“Les Miserables” – ASU Gammage
This review aired on KBAQ June 9, 2011
NEW “LES MIZ” DIVORCES ORIGINAL STAGING BUT STILL EFFECTIVE
Broadway Across America – Arizona, ASU Gammage
Yes, the 25th anniversary production of “Les Miserables,” playing this week at ASU Gammage, divorces itself from the original staging and design. Gone is the swirling turntable that kept the story moving cinematically as it told the vibrant story of Jean Valjean and his struggle to win respectability after stealing to feed a starving relative.
Now complicated scenic pieces move smoothly and swiftly to create the various locales that tell the story of the peoples French Revolution and Valjean’s transition to an honorable and dignified citizen leader. Throughout “Les Miserables,” Valjean tangles with the evil police chief Javert who vows to make Valjean pay for his crime.
The new Laurence Connor and James Powell staging focuses less on massive spectacle and more on the fascinating and emotionally involving story. Valjean takes over Cosette’s guardianship for his dying worker and the girl’s mother, Fantine. He raises the girl, she falls for Marius while the turmoil of the peoples struggles continue. The new concept still treats the story stunningly and the staging has bits of the original as the directors move the cast through the plot. The new sets are inspired by Victor Hugo’s paintings but without the turntable the action plods here and there and you will be conscious of the show’s lengthy three hour running time.

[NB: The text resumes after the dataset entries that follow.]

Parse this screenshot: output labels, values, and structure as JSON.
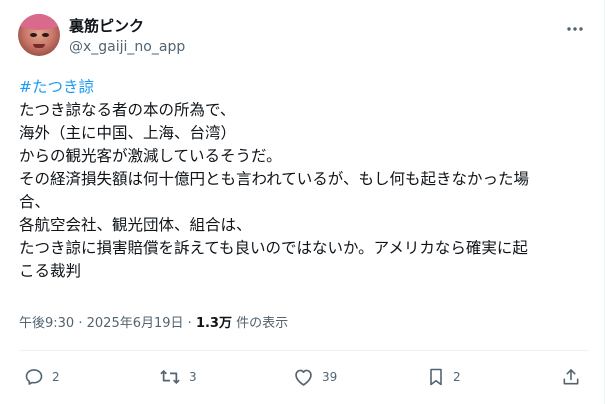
{
  "author": {
    "display_name": "裏筋ピンク",
    "handle": "@x_gaiji_no_app"
  },
  "tweet": {
    "hashtag": "#たつき諒",
    "lines": [
      "たつき諒なる者の本の所為で、",
      "海外（主に中国、上海、台湾）",
      "からの観光客が激減しているそうだ。",
      "その経済損失額は何十億円とも言われているが、もし何も起きなかった場",
      "合、",
      "各航空会社、観光団体、組合は、",
      "たつき諒に損害賠償を訴えても良いのではないか。アメリカなら確実に起",
      "こる裁判"
    ]
  },
  "meta": {
    "time": "午後9:30",
    "separator": "·",
    "date": "2025年6月19日",
    "views_count": "1.3万",
    "views_label": "件の表示"
  },
  "actions": {
    "reply_count": "2",
    "retweet_count": "3",
    "like_count": "39",
    "bookmark_count": "2"
  },
  "icons": {
    "more": "more-horizontal-icon",
    "reply": "reply-icon",
    "retweet": "retweet-icon",
    "like": "heart-icon",
    "bookmark": "bookmark-icon",
    "share": "share-icon"
  },
  "colors": {
    "text": "#0f1419",
    "secondary": "#536471",
    "link": "#1d9bf0",
    "divider": "#eff3f4"
  }
}
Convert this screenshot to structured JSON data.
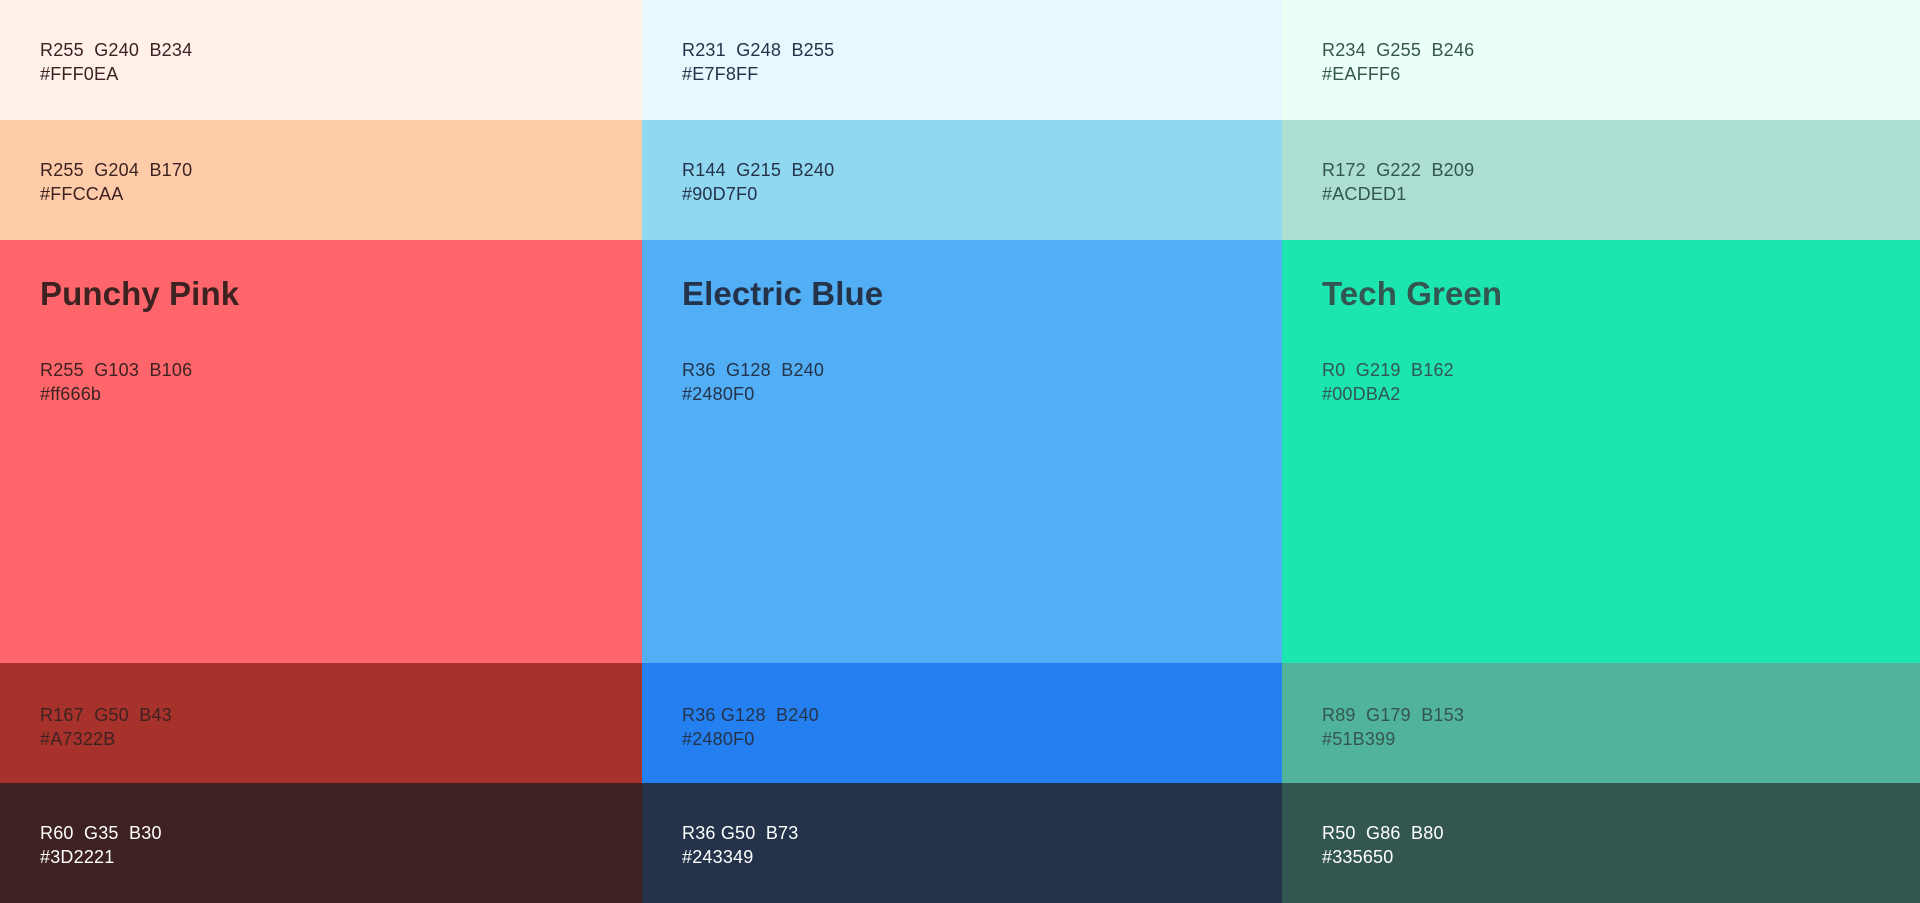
{
  "palettes": [
    {
      "name": "Punchy Pink",
      "swatches": {
        "tint1": {
          "rgb": "R255  G240  B234",
          "hex": "#FFF0EA",
          "bg": "#FFF0EA",
          "fg": "#3D2221"
        },
        "tint2": {
          "rgb": "R255  G204  B170",
          "hex": "#FFCCAA",
          "bg": "#FFCCAA",
          "fg": "#3D2221"
        },
        "main": {
          "rgb": "R255  G103  B106",
          "hex": "#ff666b",
          "bg": "#FF666B",
          "fg": "#3D2221"
        },
        "shade1": {
          "rgb": "R167  G50  B43",
          "hex": "#A7322B",
          "bg": "#A7322B",
          "fg": "#3D2221"
        },
        "shade2": {
          "rgb": "R60  G35  B30",
          "hex": "#3D2221",
          "bg": "#3D2221",
          "fg": "#FFFFFF"
        }
      }
    },
    {
      "name": "Electric Blue",
      "swatches": {
        "tint1": {
          "rgb": "R231  G248  B255",
          "hex": "#E7F8FF",
          "bg": "#E7F8FF",
          "fg": "#243349"
        },
        "tint2": {
          "rgb": "R144  G215  B240",
          "hex": "#90D7F0",
          "bg": "#90D7F0",
          "fg": "#243349"
        },
        "main": {
          "rgb": "R36  G128  B240",
          "hex": "#2480F0",
          "bg": "#52AEF5",
          "fg": "#243349"
        },
        "shade1": {
          "rgb": "R36 G128  B240",
          "hex": "#2480F0",
          "bg": "#2480F0",
          "fg": "#243349"
        },
        "shade2": {
          "rgb": "R36 G50  B73",
          "hex": "#243349",
          "bg": "#243349",
          "fg": "#FFFFFF"
        }
      }
    },
    {
      "name": "Tech Green",
      "swatches": {
        "tint1": {
          "rgb": "R234  G255  B246",
          "hex": "#EAFFF6",
          "bg": "#EAFFF6",
          "fg": "#335650"
        },
        "tint2": {
          "rgb": "R172  G222  B209",
          "hex": "#ACDED1",
          "bg": "#ACDED1",
          "fg": "#335650"
        },
        "main": {
          "rgb": "R0  G219  B162",
          "hex": "#00DBA2",
          "bg": "#1DE5B0",
          "fg": "#335650"
        },
        "shade1": {
          "rgb": "R89  G179  B153",
          "hex": "#51B399",
          "bg": "#51B399",
          "fg": "#335650"
        },
        "shade2": {
          "rgb": "R50  G86  B80",
          "hex": "#335650",
          "bg": "#335650",
          "fg": "#FFFFFF"
        }
      }
    }
  ]
}
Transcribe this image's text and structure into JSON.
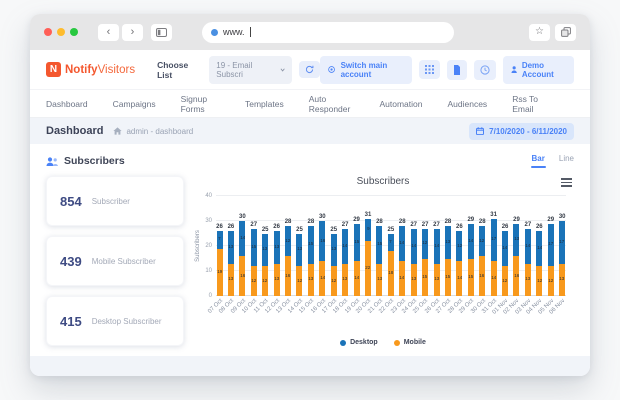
{
  "browser": {
    "url": "www.",
    "traffic_lights": [
      "#ff5f57",
      "#febc2e",
      "#28c840"
    ]
  },
  "header": {
    "logo_icon_letter": "N",
    "logo_bold": "Notify",
    "logo_light": "Visitors",
    "choose_list_label": "Choose List",
    "list_dropdown_value": "19 - Email Subscri",
    "switch_account_label": "Switch main account",
    "account_label": "Demo Account"
  },
  "nav": {
    "items": [
      "Dashboard",
      "Campaigns",
      "Signup Forms",
      "Templates",
      "Auto Responder",
      "Automation",
      "Audiences",
      "Rss To Email"
    ]
  },
  "breadcrumb": {
    "title": "Dashboard",
    "path": "admin - dashboard",
    "date_range": "7/10/2020 - 6/11/2020"
  },
  "section": {
    "title": "Subscribers",
    "toggle_bar": "Bar",
    "toggle_line": "Line"
  },
  "stats": [
    {
      "value": "854",
      "label": "Subscriber"
    },
    {
      "value": "439",
      "label": "Mobile Subscriber"
    },
    {
      "value": "415",
      "label": "Desktop Subscriber"
    }
  ],
  "colors": {
    "accent_blue": "#4a82f7",
    "brand_orange": "#f4572e",
    "stat_navy": "#3e4b83",
    "bar_desktop": "#1a73b8",
    "bar_mobile": "#f8991c"
  },
  "chart_data": {
    "type": "bar",
    "stacked": true,
    "title": "Subscribers",
    "xlabel": "",
    "ylabel": "Subscribers",
    "ylim": [
      0,
      40
    ],
    "yticks": [
      0,
      10,
      20,
      30,
      40
    ],
    "grid": true,
    "legend_position": "bottom",
    "categories": [
      "07 Oct",
      "08 Oct",
      "09 Oct",
      "10 Oct",
      "11 Oct",
      "12 Oct",
      "13 Oct",
      "14 Oct",
      "15 Oct",
      "16 Oct",
      "17 Oct",
      "18 Oct",
      "19 Oct",
      "20 Oct",
      "21 Oct",
      "22 Oct",
      "23 Oct",
      "24 Oct",
      "25 Oct",
      "26 Oct",
      "27 Oct",
      "28 Oct",
      "29 Oct",
      "30 Oct",
      "31 Oct",
      "01 Nov",
      "02 Nov",
      "03 Nov",
      "04 Nov",
      "05 Nov",
      "06 Nov"
    ],
    "series": [
      {
        "name": "Desktop",
        "color": "#1a73b8",
        "values": [
          7,
          13,
          14,
          15,
          13,
          13,
          12,
          13,
          15,
          16,
          13,
          14,
          15,
          9,
          15,
          7,
          14,
          14,
          12,
          14,
          13,
          12,
          14,
          12,
          17,
          14,
          13,
          14,
          14,
          17,
          17
        ]
      },
      {
        "name": "Mobile",
        "color": "#f8991c",
        "values": [
          19,
          13,
          16,
          12,
          12,
          13,
          16,
          12,
          13,
          14,
          12,
          13,
          14,
          22,
          13,
          18,
          14,
          13,
          15,
          13,
          15,
          14,
          15,
          16,
          14,
          12,
          16,
          13,
          12,
          12,
          13
        ]
      }
    ],
    "totals": [
      26,
      26,
      30,
      27,
      25,
      26,
      28,
      25,
      28,
      30,
      25,
      27,
      29,
      31,
      28,
      25,
      28,
      27,
      27,
      27,
      28,
      26,
      29,
      28,
      31,
      26,
      29,
      27,
      26,
      29,
      30
    ]
  }
}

The rich Claude-Michel Schonberg score is still emotionally gripping as it sensitively reveals great depth about the significant characters. It’s a musical of great range, depth, and thought provoking sincerity.
The cast, with one notable exception, is exemplary. J. Mark McVey is a commanding Valjean and musically his soaring voice sails through the demanding score with effortless ease. His “Bring Him Home” is one of the finest I’ve heard as he pulls every emotional nuance from the song and his masterful ending note brought huge applause opening night. The weak cast link is Andrew Varela’s ineffective Javert. He pales in this critical role as he blends in and gets lost. He never becomes the opinionated man trying to stifle Valjean.

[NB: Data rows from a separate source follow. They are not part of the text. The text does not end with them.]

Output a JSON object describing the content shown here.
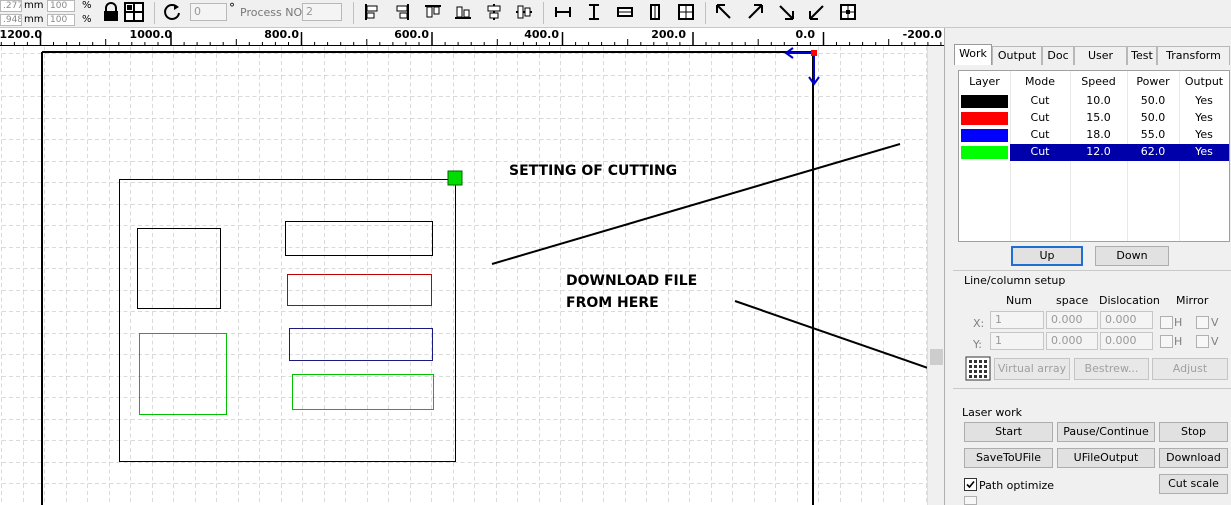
{
  "toolbar": {
    "pos_x": ".277",
    "pos_y": ".948",
    "unit_x": "mm",
    "unit_y": "mm",
    "scale_x": "100",
    "scale_y": "100",
    "pct_x": "%",
    "pct_y": "%",
    "rotate_value": "0",
    "rotate_unit": "°",
    "process_label": "Process NO:",
    "process_value": "2"
  },
  "ruler": {
    "ticks": [
      "1200.0",
      "1000.0",
      "800.0",
      "600.0",
      "400.0",
      "200.0",
      "0.0",
      "-200.0"
    ]
  },
  "canvas": {
    "annotation_cutting": "SETTING OF CUTTING",
    "annotation_download_1": "DOWNLOAD FILE",
    "annotation_download_2": "FROM HERE",
    "colors": {
      "black": "#000000",
      "red": "#c00000",
      "blue": "#1a1a80",
      "green": "#00c000",
      "handle": "#00dd00"
    }
  },
  "tabs": [
    "Work",
    "Output",
    "Doc",
    "User",
    "Test",
    "Transform"
  ],
  "layer_table": {
    "headers": [
      "Layer",
      "Mode",
      "Speed",
      "Power",
      "Output"
    ],
    "rows": [
      {
        "color": "#000000",
        "mode": "Cut",
        "speed": "10.0",
        "power": "50.0",
        "output": "Yes"
      },
      {
        "color": "#ff0000",
        "mode": "Cut",
        "speed": "15.0",
        "power": "50.0",
        "output": "Yes"
      },
      {
        "color": "#0000ff",
        "mode": "Cut",
        "speed": "18.0",
        "power": "55.0",
        "output": "Yes"
      },
      {
        "color": "#00ff00",
        "mode": "Cut",
        "speed": "12.0",
        "power": "62.0",
        "output": "Yes"
      }
    ],
    "selected_row": 3
  },
  "buttons": {
    "up": "Up",
    "down": "Down",
    "virtual_array": "Virtual array",
    "bestrew": "Bestrew...",
    "adjust": "Adjust",
    "start": "Start",
    "pause": "Pause/Continue",
    "stop": "Stop",
    "save_to_ufile": "SaveToUFile",
    "ufile_output": "UFileOutput",
    "download": "Download",
    "cut_scale": "Cut scale"
  },
  "array_setup": {
    "title": "Line/column setup",
    "col_num": "Num",
    "col_space": "space",
    "col_dislocation": "Dislocation",
    "col_mirror": "Mirror",
    "x_label": "X:",
    "y_label": "Y:",
    "x_num": "1",
    "x_space": "0.000",
    "x_disloc": "0.000",
    "y_num": "1",
    "y_space": "0.000",
    "y_disloc": "0.000",
    "h_label": "H",
    "v_label": "V"
  },
  "laser_work": {
    "title": "Laser work",
    "path_optimize": "Path optimize",
    "path_optimize_checked": true
  }
}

Betsy Morgan’s touching Fantine, Justin Scott Brown’s poignant Marius, Jenny Latimer’s moving Cosette, and Chasten Harmon’s idealistic Eponine are all richly satisfying. The children are strong, the other supporting players add, and the ensemble turn small parts significant even though some opening night sound problems, now rectified, made critical song lyrics disappear.

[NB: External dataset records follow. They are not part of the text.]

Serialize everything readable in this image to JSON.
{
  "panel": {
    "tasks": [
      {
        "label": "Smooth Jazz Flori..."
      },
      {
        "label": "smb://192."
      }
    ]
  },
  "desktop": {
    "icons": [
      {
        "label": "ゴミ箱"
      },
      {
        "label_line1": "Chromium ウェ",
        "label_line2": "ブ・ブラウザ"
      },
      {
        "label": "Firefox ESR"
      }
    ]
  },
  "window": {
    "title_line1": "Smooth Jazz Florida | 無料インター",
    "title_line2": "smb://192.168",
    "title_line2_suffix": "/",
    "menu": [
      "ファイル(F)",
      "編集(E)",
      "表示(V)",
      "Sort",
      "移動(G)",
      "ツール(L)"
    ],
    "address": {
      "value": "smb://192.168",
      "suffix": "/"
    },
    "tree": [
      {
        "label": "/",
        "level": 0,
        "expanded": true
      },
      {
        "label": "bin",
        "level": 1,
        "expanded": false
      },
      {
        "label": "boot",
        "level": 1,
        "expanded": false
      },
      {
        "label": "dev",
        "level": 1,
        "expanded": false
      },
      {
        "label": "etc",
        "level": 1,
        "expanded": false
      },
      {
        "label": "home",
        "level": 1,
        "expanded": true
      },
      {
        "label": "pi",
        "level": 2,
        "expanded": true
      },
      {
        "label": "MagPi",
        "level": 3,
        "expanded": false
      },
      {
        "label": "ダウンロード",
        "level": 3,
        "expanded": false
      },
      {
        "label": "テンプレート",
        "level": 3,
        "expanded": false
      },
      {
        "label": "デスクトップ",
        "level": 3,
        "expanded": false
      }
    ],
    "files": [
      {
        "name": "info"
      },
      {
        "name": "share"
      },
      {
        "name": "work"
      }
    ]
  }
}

The new “Les Miserables” is a fresh look at the stalwart show that is as effective as the masterful original staging. Unfortunately, few tickets remain for the show that plays through Sunday, June 12 and potential theatergoers are advised to check with the ASU Gammage box office for cancellations at 1-800-982-2787.